(App and web page records)
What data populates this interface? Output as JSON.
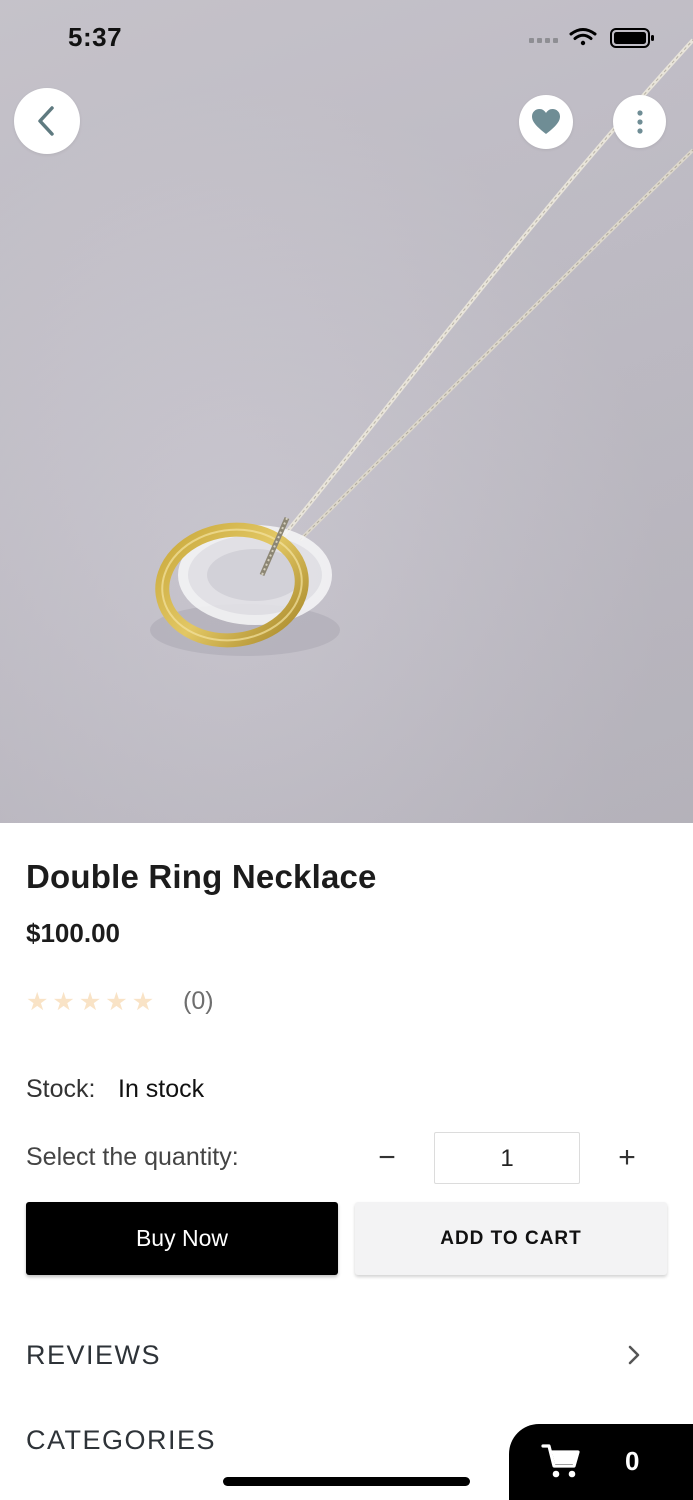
{
  "status_bar": {
    "time": "5:37"
  },
  "product": {
    "title": "Double Ring Necklace",
    "price": "$100.00",
    "rating_count": "(0)",
    "stars": 0,
    "star_glyphs": [
      "★",
      "★",
      "★",
      "★",
      "★"
    ]
  },
  "stock": {
    "label": "Stock:",
    "value": "In stock"
  },
  "quantity": {
    "label": "Select the quantity:",
    "minus": "−",
    "value": "1",
    "plus": "+"
  },
  "buttons": {
    "buy_now": "Buy Now",
    "add_to_cart": "ADD TO CART"
  },
  "sections": {
    "reviews": "REVIEWS",
    "categories": "CATEGORIES"
  },
  "cart": {
    "count": "0"
  },
  "colors": {
    "accent": "#000000",
    "star_empty": "#f9e3c6",
    "cart_button_bg": "#f3f3f4"
  },
  "icons": {
    "back": "chevron-left-icon",
    "favorite": "heart-icon",
    "more": "more-vertical-icon",
    "cart": "cart-icon",
    "reviews_arrow": "chevron-right-icon"
  }
}
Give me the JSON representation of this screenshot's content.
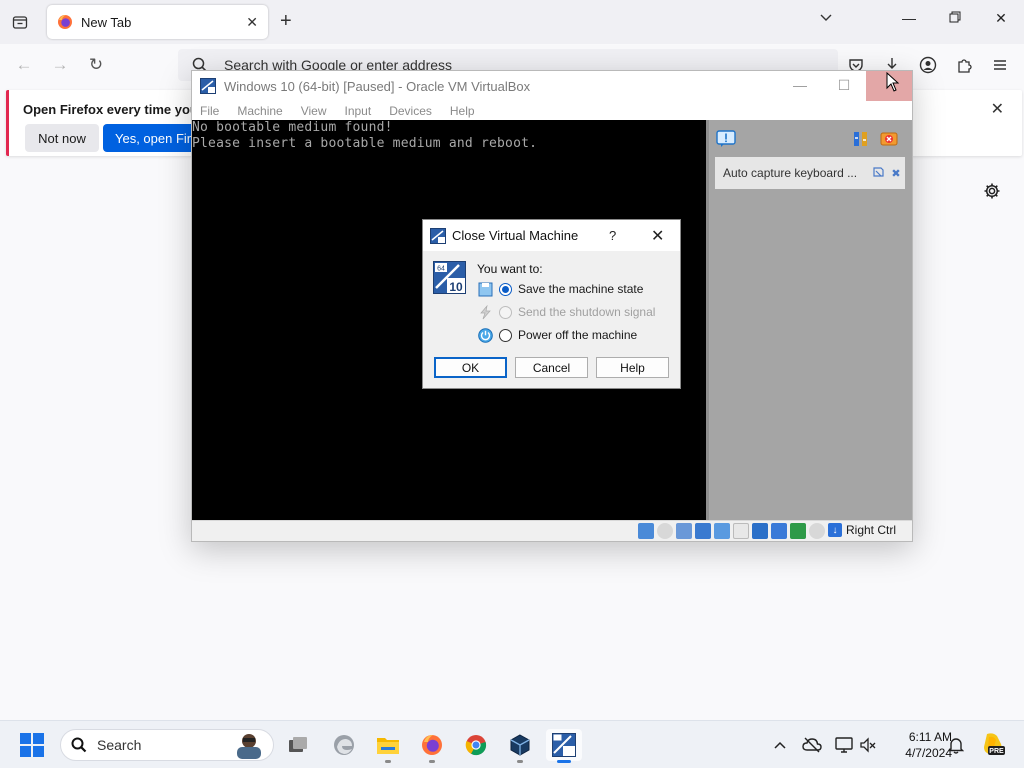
{
  "browser": {
    "tab_title": "New Tab",
    "urlbar_placeholder": "Search with Google or enter address",
    "notice_message": "Open Firefox every time you re",
    "notice_not_now": "Not now",
    "notice_yes": "Yes, open Firefo",
    "accent": "#0061e0"
  },
  "vbox": {
    "title": "Windows 10 (64-bit) [Paused] - Oracle VM VirtualBox",
    "menus": [
      "File",
      "Machine",
      "View",
      "Input",
      "Devices",
      "Help"
    ],
    "console_lines": [
      "No bootable medium found!",
      "Please insert a bootable medium and reboot."
    ],
    "notification": "Auto capture keyboard ...",
    "host_key": "Right Ctrl"
  },
  "dialog": {
    "title": "Close Virtual Machine",
    "help_glyph": "?",
    "prompt": "You want to:",
    "options": [
      {
        "label": "Save the machine state",
        "selected": true,
        "enabled": true
      },
      {
        "label": "Send the shutdown signal",
        "selected": false,
        "enabled": false
      },
      {
        "label": "Power off the machine",
        "selected": false,
        "enabled": true
      }
    ],
    "buttons": {
      "ok": "OK",
      "cancel": "Cancel",
      "help": "Help"
    },
    "logo_top": "64",
    "logo_bottom": "10"
  },
  "taskbar": {
    "search_label": "Search",
    "time": "6:11 AM",
    "date": "4/7/2024",
    "apps": [
      "task-view-icon",
      "edge-icon",
      "file-explorer-icon",
      "firefox-icon",
      "chrome-icon",
      "virtualbox-icon",
      "vm-windows10-icon"
    ],
    "copilot_badge": "PRE"
  }
}
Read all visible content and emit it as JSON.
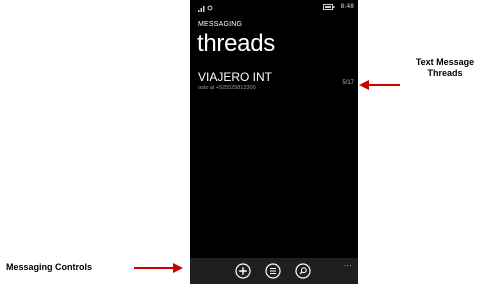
{
  "status_bar": {
    "time": "8:48",
    "signal_icon": "signal-icon",
    "data_icon": "data-icon",
    "battery_icon": "battery-icon"
  },
  "header": {
    "app_title": "MESSAGING",
    "page_title": "threads"
  },
  "threads": [
    {
      "name": "VIAJERO INT",
      "preview": "osto al +525525813300",
      "date": "5/17"
    }
  ],
  "app_bar": {
    "buttons": [
      {
        "name": "new-message",
        "icon": "plus-icon"
      },
      {
        "name": "select",
        "icon": "list-icon"
      },
      {
        "name": "search",
        "icon": "search-icon"
      }
    ],
    "more": "..."
  },
  "annotations": {
    "right_label": "Text Message Threads",
    "left_label": "Messaging Controls",
    "arrow_color": "#cc0000"
  }
}
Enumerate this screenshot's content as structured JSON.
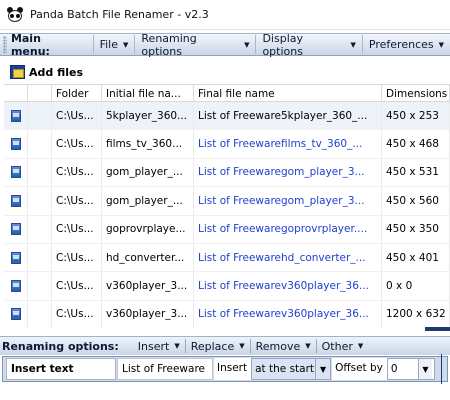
{
  "window": {
    "title": "Panda Batch File Renamer - v2.3"
  },
  "main_menu": {
    "caption": "Main menu:",
    "items": [
      {
        "label": "File"
      },
      {
        "label": "Renaming options"
      },
      {
        "label": "Display options"
      },
      {
        "label": "Preferences"
      }
    ]
  },
  "toolbar": {
    "add_files": "Add files"
  },
  "grid": {
    "headers": {
      "folder": "Folder",
      "initial": "Initial file na...",
      "final": "Final file name",
      "dimensions": "Dimensions"
    },
    "rows": [
      {
        "folder": "C:\\Us...",
        "initial": "5kplayer_360...",
        "final": "List of Freeware5kplayer_360_...",
        "dimensions": "450 x 253"
      },
      {
        "folder": "C:\\Us...",
        "initial": "films_tv_360...",
        "final": "List of Freewarefilms_tv_360_...",
        "dimensions": "450 x 468"
      },
      {
        "folder": "C:\\Us...",
        "initial": "gom_player_...",
        "final": "List of Freewaregom_player_3...",
        "dimensions": "450 x 531"
      },
      {
        "folder": "C:\\Us...",
        "initial": "gom_player_...",
        "final": "List of Freewaregom_player_3...",
        "dimensions": "450 x 560"
      },
      {
        "folder": "C:\\Us...",
        "initial": "goprovrplaye...",
        "final": "List of Freewaregoprovrplayer....",
        "dimensions": "450 x 350"
      },
      {
        "folder": "C:\\Us...",
        "initial": "hd_converter...",
        "final": "List of Freewarehd_converter_...",
        "dimensions": "450 x 401"
      },
      {
        "folder": "C:\\Us...",
        "initial": "v360player_3...",
        "final": "List of Freewarev360player_36...",
        "dimensions": "0 x 0"
      },
      {
        "folder": "C:\\Us...",
        "initial": "v360player_3...",
        "final": "List of Freewarev360player_36...",
        "dimensions": "1200 x 632"
      }
    ]
  },
  "renaming_bar": {
    "caption": "Renaming options:",
    "items": [
      {
        "label": "Insert"
      },
      {
        "label": "Replace"
      },
      {
        "label": "Remove"
      },
      {
        "label": "Other"
      }
    ]
  },
  "insert_options": {
    "caption": "Insert text",
    "text_value": "List of Freeware",
    "insert_label": "Insert",
    "position_value": "at the start",
    "offset_label": "Offset by",
    "offset_value": "0"
  }
}
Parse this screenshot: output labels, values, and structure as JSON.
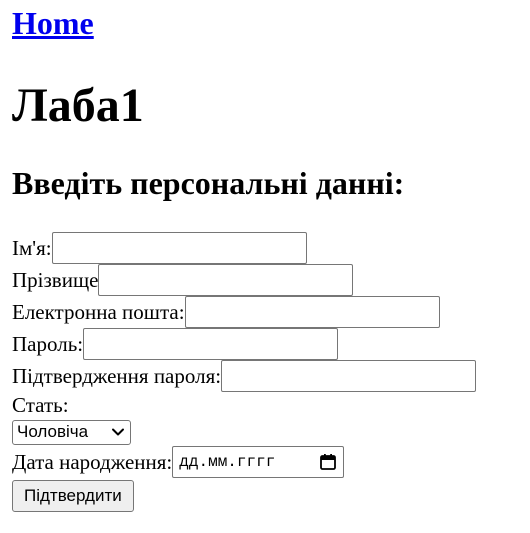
{
  "nav": {
    "home_label": "Home"
  },
  "page": {
    "title": "Лаба1",
    "subtitle": "Введіть персональні данні:"
  },
  "form": {
    "name_label": "Ім'я:",
    "name_value": "",
    "surname_label": "Прізвище",
    "surname_value": "",
    "email_label": "Електронна пошта:",
    "email_value": "",
    "password_label": "Пароль:",
    "password_value": "",
    "password_confirm_label": "Підтвердження пароля:",
    "password_confirm_value": "",
    "gender_label": "Стать:",
    "gender_selected": "Чоловіча",
    "birthdate_label": "Дата народження:",
    "birthdate_placeholder": "дд.мм.гггг",
    "submit_label": "Підтвердити"
  },
  "colors": {
    "link": "#0000ee",
    "button_bg": "#efefef",
    "field_border": "#767676"
  },
  "icons": {
    "select_arrow": "chevron-down-icon",
    "date_picker": "calendar-icon"
  }
}
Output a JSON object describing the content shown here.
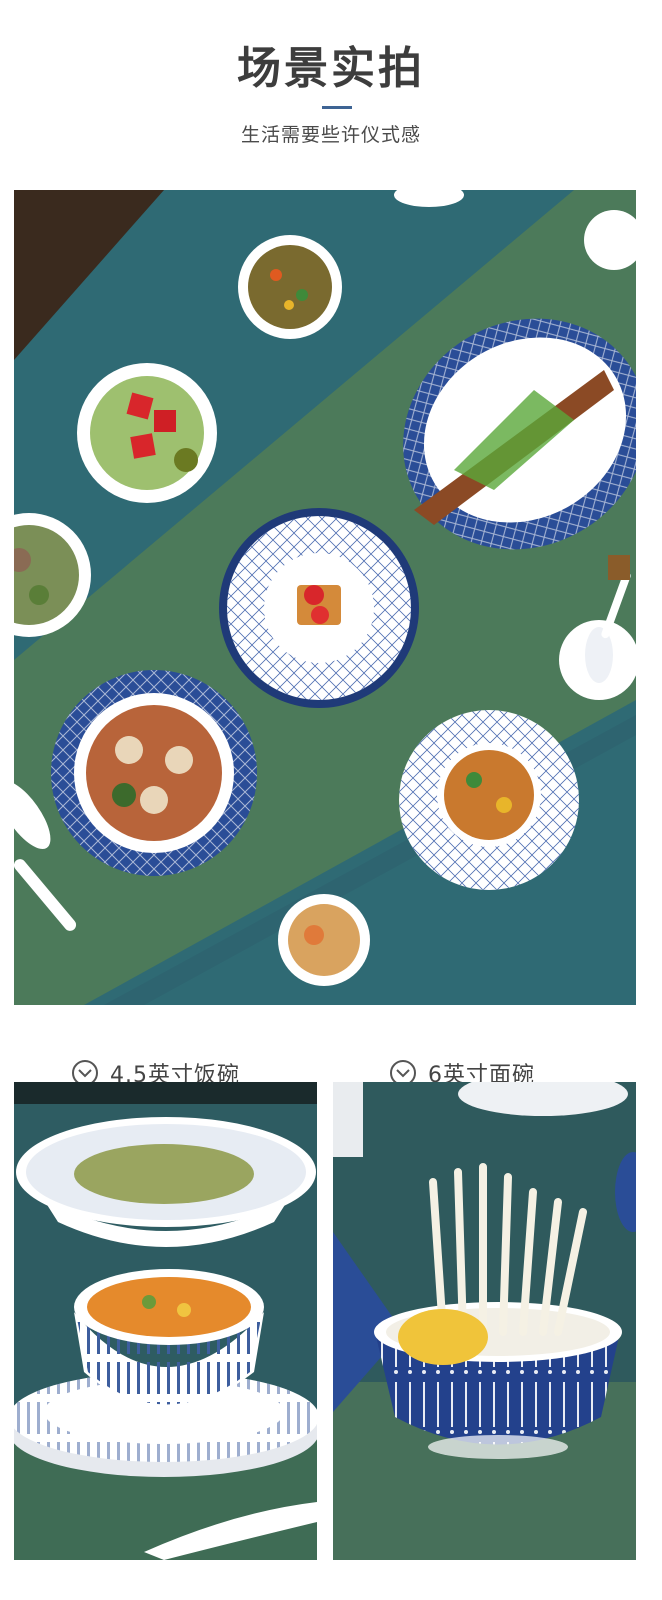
{
  "header": {
    "title": "场景实拍",
    "subtitle": "生活需要些许仪式感"
  },
  "colors": {
    "accent": "#3e6494",
    "tablecloth_teal": "#2f6a74",
    "runner_green": "#4c7a5a",
    "plate_blue": "#2a4d97"
  },
  "features": [
    {
      "icon": "chevron-down-circle-icon",
      "label": "4.5英寸饭碗"
    },
    {
      "icon": "chevron-down-circle-icon",
      "label": "6英寸面碗"
    }
  ]
}
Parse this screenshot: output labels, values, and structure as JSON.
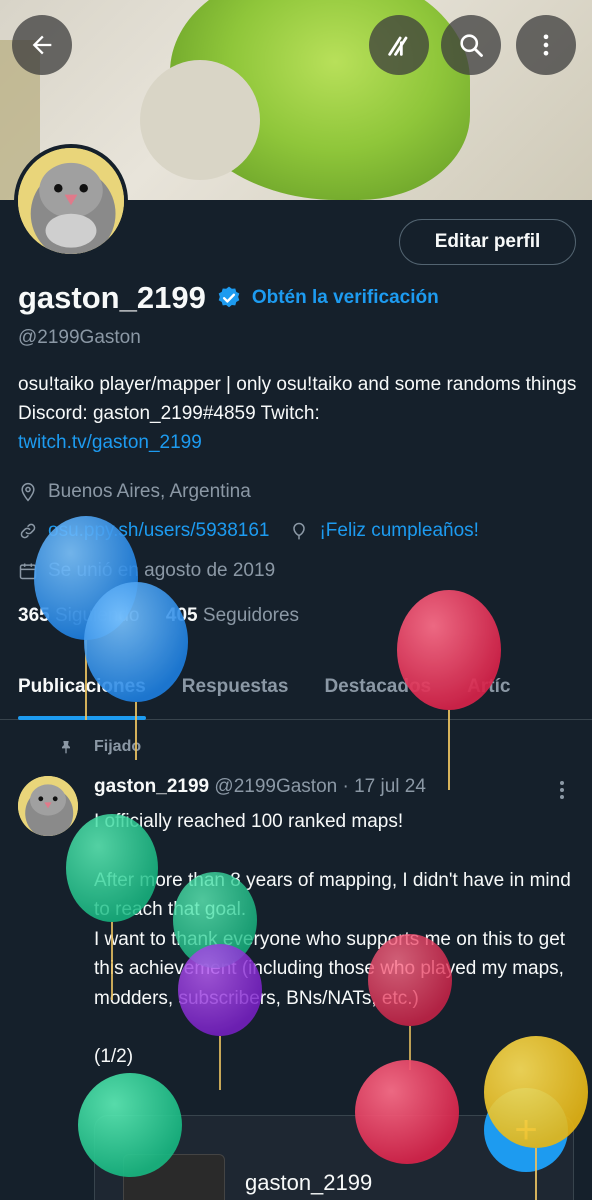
{
  "profile": {
    "name": "gaston_2199",
    "handle": "@2199Gaston",
    "get_verified": "Obtén la verificación",
    "edit_profile": "Editar perfil",
    "bio_text": "osu!taiko player/mapper | only osu!taiko and some randoms things  Discord: gaston_2199#4859 Twitch: ",
    "bio_link": "twitch.tv/gaston_2199",
    "location": "Buenos Aires, Argentina",
    "website": "osu.ppy.sh/users/5938161",
    "birthday": "¡Feliz cumpleaños!",
    "joined": "Se unió en agosto de 2019",
    "following_count": "365",
    "following_label": "Siguiendo",
    "followers_count": "405",
    "followers_label": "Seguidores"
  },
  "tabs": [
    {
      "label": "Publicaciones"
    },
    {
      "label": "Respuestas"
    },
    {
      "label": "Destacados"
    },
    {
      "label": "Artíc"
    }
  ],
  "tweet": {
    "pinned_label": "Fijado",
    "author": "gaston_2199",
    "handle_date": "@2199Gaston · 17 jul 24",
    "line1": "I officially reached 100 ranked maps!",
    "para2": "After more than 8 years of mapping, I didn't have in mind to reach that goal.",
    "para3": "I want to thank everyone who supports me on this to get this achievement (including those who played my maps, modders, subscribers, BNs/NATs, etc.)",
    "thread": "(1/2)",
    "quote_name": "gaston_2199"
  },
  "fab_label": "+",
  "colors": {
    "background": "#15202b",
    "accent": "#1d9bf0",
    "muted": "#8b98a5"
  }
}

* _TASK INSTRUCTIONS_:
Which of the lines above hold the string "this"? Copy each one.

* _EXPECTED OUTPUT_:
What data populates this interface? Output as JSON.
Give me the JSON representation of this screenshot's content.
Enumerate this screenshot's content as structured JSON.
Parse this screenshot: output labels, values, and structure as JSON.
Parse this screenshot: output labels, values, and structure as JSON.
    "para3": "I want to thank everyone who supports me on this to get this achievement (including those who played my maps, modders, subscribers, BNs/NATs, etc.)",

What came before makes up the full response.